[Entries taken from a collection]
· · · · ·

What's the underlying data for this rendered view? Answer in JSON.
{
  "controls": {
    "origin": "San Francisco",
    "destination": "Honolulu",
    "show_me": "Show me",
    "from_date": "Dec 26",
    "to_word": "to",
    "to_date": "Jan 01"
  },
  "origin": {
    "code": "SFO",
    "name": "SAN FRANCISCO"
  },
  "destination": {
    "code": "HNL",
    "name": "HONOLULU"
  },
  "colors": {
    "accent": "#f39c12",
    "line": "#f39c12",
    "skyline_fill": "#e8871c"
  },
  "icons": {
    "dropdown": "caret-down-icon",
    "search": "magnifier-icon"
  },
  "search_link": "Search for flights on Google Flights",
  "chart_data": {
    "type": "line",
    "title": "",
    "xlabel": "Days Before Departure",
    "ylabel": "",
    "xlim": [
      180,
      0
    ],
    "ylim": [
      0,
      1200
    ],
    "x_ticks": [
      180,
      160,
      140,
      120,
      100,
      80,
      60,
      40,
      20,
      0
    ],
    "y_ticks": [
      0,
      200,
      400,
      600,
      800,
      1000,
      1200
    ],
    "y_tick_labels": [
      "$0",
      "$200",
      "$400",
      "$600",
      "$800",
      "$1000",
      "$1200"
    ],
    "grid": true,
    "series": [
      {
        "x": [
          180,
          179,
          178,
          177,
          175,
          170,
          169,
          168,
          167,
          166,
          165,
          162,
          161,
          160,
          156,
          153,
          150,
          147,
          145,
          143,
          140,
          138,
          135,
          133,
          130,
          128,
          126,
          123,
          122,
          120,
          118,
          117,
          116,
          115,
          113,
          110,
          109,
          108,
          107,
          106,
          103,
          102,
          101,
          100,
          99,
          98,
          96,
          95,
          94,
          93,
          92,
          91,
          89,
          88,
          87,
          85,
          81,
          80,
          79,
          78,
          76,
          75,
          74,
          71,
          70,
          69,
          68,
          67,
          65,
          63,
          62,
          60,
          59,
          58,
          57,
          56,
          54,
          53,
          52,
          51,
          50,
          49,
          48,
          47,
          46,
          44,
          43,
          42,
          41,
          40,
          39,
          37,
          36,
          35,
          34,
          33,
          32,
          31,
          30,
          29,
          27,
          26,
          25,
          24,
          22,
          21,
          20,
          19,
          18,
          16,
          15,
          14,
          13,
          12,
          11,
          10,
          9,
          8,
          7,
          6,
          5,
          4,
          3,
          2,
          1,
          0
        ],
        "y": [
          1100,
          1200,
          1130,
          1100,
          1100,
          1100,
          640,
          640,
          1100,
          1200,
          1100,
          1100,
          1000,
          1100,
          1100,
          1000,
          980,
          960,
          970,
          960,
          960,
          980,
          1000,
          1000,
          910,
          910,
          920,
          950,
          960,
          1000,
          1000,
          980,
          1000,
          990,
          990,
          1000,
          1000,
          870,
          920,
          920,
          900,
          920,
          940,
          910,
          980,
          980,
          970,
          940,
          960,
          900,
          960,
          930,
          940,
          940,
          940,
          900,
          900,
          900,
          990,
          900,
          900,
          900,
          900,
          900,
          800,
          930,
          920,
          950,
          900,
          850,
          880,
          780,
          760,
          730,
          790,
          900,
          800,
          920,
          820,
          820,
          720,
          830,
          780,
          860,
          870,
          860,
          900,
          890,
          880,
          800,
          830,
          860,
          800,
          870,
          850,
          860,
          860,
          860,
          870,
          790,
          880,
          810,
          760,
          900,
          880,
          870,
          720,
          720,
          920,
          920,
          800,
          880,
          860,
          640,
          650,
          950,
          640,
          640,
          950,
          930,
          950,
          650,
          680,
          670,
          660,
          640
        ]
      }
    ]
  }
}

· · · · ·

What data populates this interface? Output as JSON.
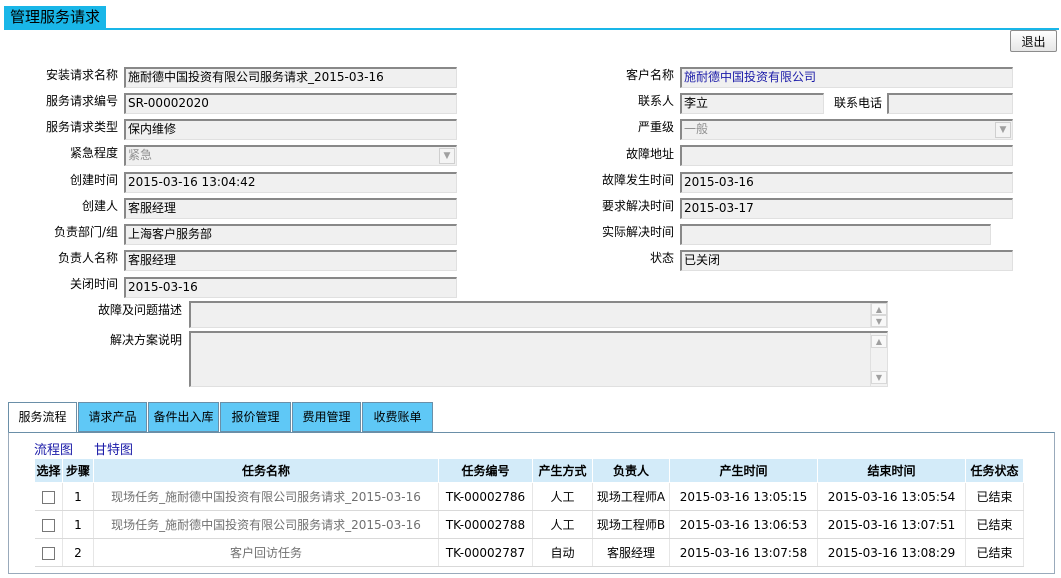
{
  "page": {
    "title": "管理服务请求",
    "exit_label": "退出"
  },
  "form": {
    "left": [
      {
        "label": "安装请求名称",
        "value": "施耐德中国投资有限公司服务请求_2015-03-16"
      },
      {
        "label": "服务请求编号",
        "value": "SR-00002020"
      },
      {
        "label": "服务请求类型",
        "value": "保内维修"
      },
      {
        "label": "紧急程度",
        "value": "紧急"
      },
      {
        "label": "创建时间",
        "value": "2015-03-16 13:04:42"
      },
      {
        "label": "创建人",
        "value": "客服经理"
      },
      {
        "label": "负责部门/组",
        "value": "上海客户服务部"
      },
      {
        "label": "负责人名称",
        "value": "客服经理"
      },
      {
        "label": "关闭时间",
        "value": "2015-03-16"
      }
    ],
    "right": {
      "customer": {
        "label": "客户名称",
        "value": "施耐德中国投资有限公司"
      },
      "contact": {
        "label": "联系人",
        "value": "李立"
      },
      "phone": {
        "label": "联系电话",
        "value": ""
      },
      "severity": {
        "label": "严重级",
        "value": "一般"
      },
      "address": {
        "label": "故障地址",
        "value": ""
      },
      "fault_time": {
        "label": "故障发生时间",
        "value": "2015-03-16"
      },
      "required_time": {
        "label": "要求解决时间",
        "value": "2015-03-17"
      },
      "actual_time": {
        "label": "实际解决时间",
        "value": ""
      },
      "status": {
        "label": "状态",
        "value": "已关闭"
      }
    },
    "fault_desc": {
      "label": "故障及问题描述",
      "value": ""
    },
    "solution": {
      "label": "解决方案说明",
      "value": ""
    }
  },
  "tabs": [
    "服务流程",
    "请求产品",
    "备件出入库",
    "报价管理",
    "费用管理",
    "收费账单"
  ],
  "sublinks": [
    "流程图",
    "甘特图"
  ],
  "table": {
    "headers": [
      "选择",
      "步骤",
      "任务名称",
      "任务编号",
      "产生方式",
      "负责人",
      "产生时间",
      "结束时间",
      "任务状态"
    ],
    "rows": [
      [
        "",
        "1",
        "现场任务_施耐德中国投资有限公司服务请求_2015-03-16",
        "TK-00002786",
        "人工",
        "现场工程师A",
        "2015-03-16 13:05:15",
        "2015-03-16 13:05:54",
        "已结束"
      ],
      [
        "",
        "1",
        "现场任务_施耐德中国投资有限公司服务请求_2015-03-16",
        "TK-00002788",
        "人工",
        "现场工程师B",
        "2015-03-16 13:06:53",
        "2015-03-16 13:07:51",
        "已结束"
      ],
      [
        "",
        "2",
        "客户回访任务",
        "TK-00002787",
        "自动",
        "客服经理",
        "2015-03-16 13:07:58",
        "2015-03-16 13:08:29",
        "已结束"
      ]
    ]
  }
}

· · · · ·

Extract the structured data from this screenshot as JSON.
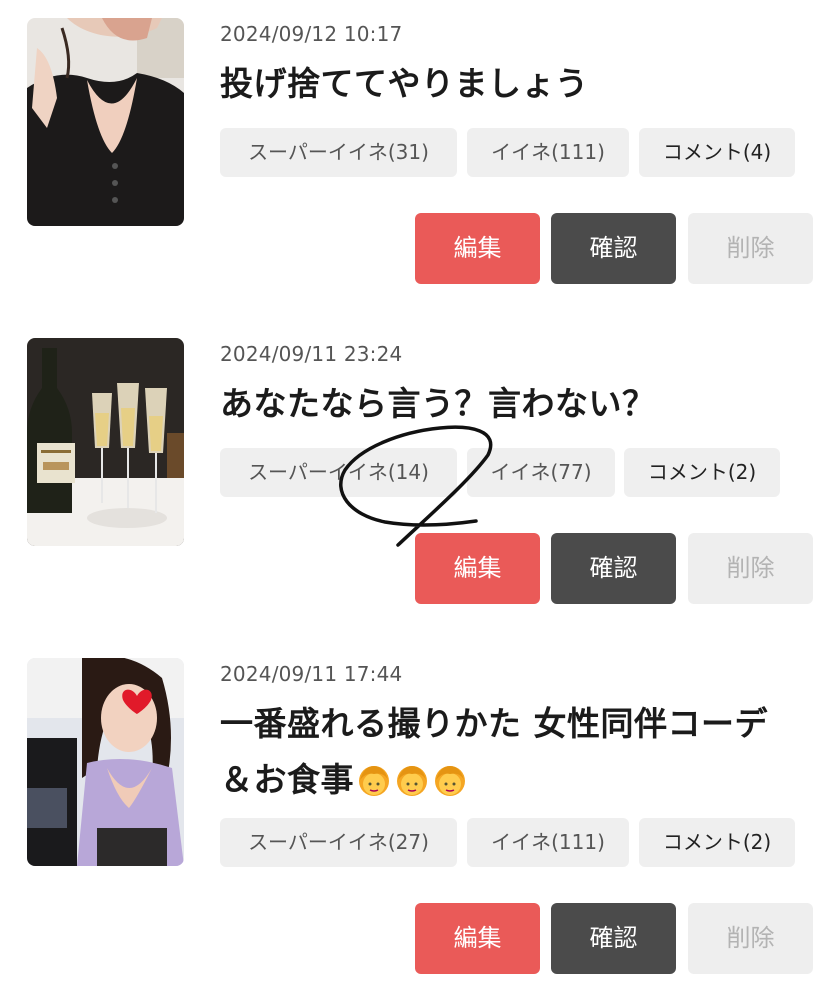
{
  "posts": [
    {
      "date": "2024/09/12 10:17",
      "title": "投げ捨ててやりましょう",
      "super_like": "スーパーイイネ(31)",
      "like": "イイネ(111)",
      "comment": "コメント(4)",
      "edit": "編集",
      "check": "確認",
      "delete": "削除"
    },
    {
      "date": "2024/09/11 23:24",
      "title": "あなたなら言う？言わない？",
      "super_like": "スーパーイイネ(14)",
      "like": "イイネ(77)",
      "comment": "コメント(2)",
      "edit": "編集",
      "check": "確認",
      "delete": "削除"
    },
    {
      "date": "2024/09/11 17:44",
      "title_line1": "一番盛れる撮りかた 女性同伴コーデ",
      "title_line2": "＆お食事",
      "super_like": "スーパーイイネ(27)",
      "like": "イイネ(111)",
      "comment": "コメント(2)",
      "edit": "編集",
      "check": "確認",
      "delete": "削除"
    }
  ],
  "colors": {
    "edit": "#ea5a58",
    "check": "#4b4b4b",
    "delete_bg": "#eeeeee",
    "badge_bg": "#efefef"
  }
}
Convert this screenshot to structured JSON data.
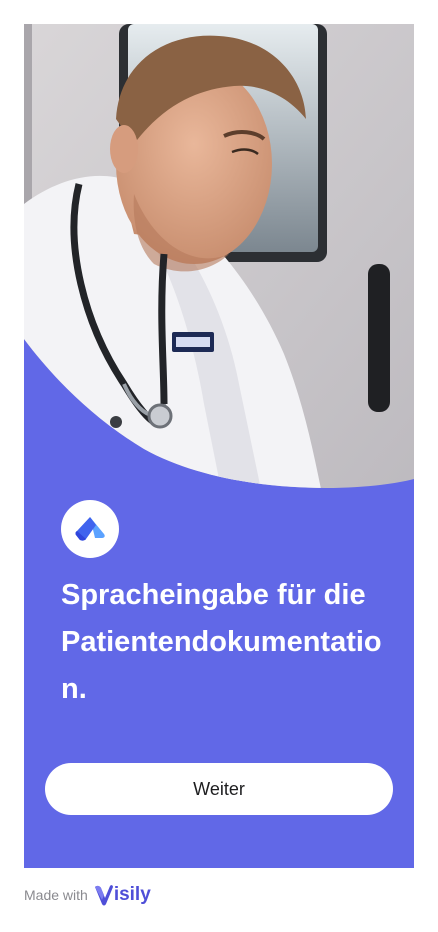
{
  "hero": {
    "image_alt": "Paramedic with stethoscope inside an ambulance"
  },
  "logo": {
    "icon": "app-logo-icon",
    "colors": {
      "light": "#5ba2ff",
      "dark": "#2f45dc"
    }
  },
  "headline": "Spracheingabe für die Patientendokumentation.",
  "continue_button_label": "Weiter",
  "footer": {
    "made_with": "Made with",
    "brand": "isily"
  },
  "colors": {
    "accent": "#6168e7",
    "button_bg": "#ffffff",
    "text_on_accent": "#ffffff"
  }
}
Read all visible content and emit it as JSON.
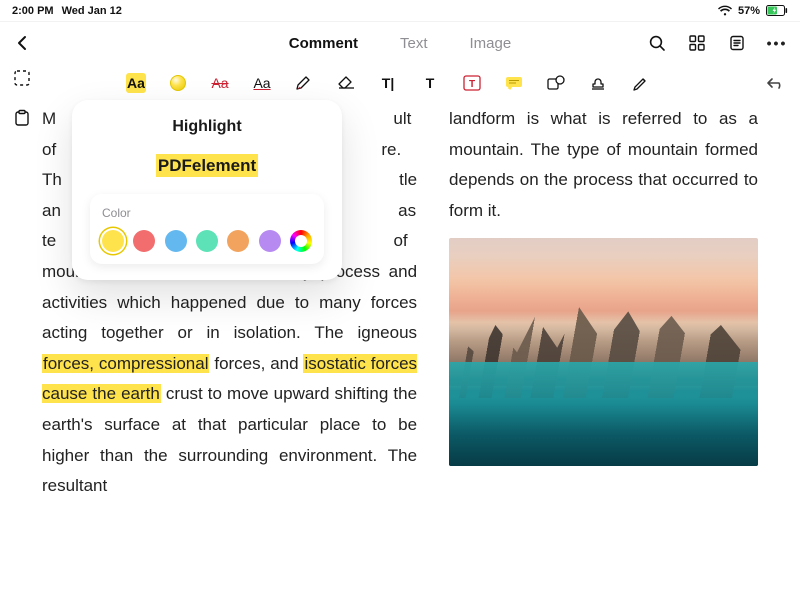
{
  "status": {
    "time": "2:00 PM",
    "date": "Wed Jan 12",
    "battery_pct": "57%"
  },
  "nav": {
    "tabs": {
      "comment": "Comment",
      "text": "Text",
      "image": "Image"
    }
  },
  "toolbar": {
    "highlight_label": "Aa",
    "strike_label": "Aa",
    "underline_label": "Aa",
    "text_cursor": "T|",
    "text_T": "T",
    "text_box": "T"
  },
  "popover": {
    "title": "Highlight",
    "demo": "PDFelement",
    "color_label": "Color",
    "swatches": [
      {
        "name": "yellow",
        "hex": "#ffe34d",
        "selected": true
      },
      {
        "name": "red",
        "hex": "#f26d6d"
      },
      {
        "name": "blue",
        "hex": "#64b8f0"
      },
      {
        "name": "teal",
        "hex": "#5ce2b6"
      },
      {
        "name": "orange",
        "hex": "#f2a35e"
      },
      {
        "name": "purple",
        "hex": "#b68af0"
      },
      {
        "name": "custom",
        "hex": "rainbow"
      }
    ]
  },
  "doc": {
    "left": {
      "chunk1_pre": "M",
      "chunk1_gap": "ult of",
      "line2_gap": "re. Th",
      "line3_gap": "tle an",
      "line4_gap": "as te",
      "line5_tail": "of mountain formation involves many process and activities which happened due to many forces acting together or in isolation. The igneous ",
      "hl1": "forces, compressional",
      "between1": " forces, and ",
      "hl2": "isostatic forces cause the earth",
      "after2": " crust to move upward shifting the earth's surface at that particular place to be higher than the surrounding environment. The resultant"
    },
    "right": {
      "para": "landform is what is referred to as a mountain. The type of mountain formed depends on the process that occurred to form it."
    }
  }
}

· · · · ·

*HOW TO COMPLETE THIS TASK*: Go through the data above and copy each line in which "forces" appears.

*SOLUTION FOR THIS PROBLEM*:
      "line5_tail": "of mountain formation involves many process and activities which happened due to many forces acting together or in isolation. The igneous ",
      "hl1": "forces, compressional",
      "between1": " forces, and ",
      "hl2": "isostatic forces cause the earth",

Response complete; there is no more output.